For this ever more pressing work, the Saint founded fourteen religious communities which today are still very widespread, especially in Italy. Among them were some which were purely contemplative; the life of prayer its members led was destined to draw down upon the others the blessing of heaven, thus completing by a spiritual work of mercy the corporal works exercised there. These religious prayed in particular for those who have the greatest need of assistance, the dying and the deceased. The Saint trusted totally in the infinite kindness of God, and as one of his friends said, he had more confidence in God than did the entire city of Turin. When he was asked about the source of his revenues, he answered, Providence sends me everything.

Confidence in God did not, however, cause him to cross his arms and observe.

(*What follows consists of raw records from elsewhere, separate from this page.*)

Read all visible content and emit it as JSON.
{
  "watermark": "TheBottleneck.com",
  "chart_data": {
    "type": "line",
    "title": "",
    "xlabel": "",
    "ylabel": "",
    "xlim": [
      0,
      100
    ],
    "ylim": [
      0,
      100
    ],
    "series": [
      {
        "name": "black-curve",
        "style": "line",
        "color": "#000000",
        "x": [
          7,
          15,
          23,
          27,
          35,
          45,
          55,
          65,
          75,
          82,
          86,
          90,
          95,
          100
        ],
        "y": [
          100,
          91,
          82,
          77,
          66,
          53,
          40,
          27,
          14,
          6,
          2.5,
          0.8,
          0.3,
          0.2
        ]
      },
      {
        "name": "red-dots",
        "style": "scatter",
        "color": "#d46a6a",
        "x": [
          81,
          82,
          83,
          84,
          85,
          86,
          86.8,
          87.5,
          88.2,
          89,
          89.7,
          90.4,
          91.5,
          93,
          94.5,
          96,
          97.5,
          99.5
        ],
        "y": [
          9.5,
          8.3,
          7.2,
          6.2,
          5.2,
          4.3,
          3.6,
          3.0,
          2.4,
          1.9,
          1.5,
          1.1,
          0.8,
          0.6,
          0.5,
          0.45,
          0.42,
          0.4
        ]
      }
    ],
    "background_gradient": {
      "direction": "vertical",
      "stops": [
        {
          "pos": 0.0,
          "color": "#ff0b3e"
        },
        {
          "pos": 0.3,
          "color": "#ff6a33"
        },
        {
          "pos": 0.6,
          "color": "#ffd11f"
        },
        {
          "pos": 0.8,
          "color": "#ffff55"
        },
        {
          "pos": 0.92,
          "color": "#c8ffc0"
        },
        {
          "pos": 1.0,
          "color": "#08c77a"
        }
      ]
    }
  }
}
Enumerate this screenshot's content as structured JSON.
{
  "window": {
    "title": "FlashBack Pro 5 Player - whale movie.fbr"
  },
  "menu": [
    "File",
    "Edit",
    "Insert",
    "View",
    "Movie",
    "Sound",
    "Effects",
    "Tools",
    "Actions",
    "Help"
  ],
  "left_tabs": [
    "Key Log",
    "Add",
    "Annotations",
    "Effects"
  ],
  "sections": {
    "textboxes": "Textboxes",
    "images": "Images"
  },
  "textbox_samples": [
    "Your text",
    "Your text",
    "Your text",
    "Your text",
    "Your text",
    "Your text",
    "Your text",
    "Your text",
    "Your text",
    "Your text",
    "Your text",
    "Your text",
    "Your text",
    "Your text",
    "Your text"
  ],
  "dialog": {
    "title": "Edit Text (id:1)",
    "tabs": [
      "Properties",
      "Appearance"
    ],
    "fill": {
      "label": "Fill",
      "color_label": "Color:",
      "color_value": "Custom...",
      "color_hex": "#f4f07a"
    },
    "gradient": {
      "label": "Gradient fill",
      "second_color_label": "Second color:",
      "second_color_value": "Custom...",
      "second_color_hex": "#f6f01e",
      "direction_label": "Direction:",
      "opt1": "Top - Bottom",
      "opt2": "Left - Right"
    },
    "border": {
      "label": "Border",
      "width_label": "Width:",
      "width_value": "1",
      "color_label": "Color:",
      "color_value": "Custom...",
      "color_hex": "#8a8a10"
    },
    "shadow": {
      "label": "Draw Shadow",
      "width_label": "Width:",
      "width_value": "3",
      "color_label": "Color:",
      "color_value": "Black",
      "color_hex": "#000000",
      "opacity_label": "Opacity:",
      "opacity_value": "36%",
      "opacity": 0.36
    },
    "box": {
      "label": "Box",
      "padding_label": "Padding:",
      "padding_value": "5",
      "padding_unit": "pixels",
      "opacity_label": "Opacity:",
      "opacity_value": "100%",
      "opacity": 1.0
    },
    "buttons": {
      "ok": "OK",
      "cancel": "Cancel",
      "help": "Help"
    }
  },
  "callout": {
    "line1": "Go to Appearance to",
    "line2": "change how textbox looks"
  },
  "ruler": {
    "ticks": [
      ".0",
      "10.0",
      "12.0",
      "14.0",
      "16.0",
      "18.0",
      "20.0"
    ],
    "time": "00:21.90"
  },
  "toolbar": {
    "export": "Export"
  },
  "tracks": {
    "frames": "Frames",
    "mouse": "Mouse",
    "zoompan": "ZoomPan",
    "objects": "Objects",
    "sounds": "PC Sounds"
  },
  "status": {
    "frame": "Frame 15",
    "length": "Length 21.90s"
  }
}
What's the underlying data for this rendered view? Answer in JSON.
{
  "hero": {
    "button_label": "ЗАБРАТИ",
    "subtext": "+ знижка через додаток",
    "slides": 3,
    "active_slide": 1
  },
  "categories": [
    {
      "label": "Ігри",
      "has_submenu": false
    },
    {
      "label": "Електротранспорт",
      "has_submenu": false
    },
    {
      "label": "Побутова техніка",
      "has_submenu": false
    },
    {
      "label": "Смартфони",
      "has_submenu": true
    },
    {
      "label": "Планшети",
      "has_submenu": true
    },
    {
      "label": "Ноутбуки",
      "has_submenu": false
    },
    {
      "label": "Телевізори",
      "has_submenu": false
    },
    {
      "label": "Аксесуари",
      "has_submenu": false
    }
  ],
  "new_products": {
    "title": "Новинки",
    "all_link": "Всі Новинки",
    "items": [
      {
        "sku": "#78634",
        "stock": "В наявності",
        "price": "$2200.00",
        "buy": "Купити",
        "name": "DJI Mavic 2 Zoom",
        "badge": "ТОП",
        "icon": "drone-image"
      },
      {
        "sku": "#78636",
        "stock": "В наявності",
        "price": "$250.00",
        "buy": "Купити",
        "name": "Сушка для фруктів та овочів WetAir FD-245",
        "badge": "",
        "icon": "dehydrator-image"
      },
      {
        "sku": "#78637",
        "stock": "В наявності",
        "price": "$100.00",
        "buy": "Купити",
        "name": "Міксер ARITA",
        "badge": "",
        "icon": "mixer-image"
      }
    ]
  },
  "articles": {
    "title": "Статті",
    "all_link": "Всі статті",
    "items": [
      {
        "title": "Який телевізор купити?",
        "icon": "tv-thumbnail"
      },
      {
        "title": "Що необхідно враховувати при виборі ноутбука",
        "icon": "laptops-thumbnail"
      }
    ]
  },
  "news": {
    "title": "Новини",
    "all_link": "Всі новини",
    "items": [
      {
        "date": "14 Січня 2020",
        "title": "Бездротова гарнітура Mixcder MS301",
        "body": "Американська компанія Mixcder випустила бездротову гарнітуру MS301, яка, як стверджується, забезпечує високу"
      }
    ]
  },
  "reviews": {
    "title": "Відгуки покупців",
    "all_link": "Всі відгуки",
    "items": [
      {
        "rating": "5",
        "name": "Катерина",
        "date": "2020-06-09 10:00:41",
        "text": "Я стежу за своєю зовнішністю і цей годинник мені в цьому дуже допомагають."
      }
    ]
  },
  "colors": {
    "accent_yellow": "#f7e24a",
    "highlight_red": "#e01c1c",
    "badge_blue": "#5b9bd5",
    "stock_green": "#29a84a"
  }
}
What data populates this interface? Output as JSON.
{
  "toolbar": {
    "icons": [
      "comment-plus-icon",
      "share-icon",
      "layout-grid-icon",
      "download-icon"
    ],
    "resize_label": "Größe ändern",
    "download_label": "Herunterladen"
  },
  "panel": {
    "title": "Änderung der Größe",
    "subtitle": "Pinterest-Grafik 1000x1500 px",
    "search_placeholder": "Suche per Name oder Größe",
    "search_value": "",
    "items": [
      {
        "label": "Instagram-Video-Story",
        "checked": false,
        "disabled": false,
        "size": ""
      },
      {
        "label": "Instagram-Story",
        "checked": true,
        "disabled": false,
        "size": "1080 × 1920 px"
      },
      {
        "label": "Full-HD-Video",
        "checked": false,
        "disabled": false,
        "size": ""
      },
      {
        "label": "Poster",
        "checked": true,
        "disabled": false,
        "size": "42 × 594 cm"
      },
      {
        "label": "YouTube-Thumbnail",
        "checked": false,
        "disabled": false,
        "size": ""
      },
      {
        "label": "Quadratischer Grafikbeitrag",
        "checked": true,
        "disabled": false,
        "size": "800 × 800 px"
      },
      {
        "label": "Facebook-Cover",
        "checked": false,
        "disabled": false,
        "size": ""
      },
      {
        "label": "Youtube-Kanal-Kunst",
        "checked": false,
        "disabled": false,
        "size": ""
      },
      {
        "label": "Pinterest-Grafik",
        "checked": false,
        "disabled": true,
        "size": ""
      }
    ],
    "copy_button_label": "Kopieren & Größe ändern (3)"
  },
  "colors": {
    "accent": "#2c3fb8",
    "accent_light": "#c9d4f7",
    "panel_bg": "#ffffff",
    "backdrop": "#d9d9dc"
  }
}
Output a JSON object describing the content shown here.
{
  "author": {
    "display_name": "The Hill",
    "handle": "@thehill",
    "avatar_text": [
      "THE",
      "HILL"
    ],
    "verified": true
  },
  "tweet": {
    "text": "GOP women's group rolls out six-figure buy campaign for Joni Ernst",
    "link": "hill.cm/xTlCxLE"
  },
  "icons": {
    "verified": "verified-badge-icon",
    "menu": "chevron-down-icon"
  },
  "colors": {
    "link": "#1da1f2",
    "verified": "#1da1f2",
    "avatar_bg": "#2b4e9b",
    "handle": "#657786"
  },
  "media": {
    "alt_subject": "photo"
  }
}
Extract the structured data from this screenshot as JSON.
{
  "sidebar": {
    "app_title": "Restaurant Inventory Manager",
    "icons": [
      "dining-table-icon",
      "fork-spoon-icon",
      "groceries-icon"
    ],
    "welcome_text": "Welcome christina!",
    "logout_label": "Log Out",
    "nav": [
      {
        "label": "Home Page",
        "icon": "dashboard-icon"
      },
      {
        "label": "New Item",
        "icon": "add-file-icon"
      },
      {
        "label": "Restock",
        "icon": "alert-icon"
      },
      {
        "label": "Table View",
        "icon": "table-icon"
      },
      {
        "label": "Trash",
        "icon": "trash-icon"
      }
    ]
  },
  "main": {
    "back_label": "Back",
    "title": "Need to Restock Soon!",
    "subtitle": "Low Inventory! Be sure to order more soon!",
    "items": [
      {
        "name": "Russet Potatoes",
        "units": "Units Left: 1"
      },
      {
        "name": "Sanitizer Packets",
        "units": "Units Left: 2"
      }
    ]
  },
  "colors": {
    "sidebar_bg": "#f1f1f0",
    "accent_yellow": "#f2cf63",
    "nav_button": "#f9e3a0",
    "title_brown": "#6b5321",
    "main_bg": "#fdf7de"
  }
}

He slept only a few hours, often on a chair or bench, and then returned to his daily labor, work and prayer. But Saint Joseph Benedict was exhausting his strength. In 1842, the doctors decided that he should go to visit his brother in Chieri. When he entered the carriage, one of the Sisters cried out in tears: Father, you are sick; what will become of us? Be at peace, he answered. When I am in heaven, where one can do everything, I will help you more than now I do. I will hold to the cloak of the Mother of God and keep my eyes fixed on you. Do not forget what I, a poor old man, say to you today! A few days later, on April 30, 1842, death came. The final word of this great Saint was that of the Psalm: I rejoiced when it was said unto me, Let us go unto the House of the Lord! Saint Joseph Benedict was canonized by Pope Pius XI, March 19, 1934.

Le vrai visage des Saints, by W. Schamoni (Desclée De Brouwer: Bruges, 1955).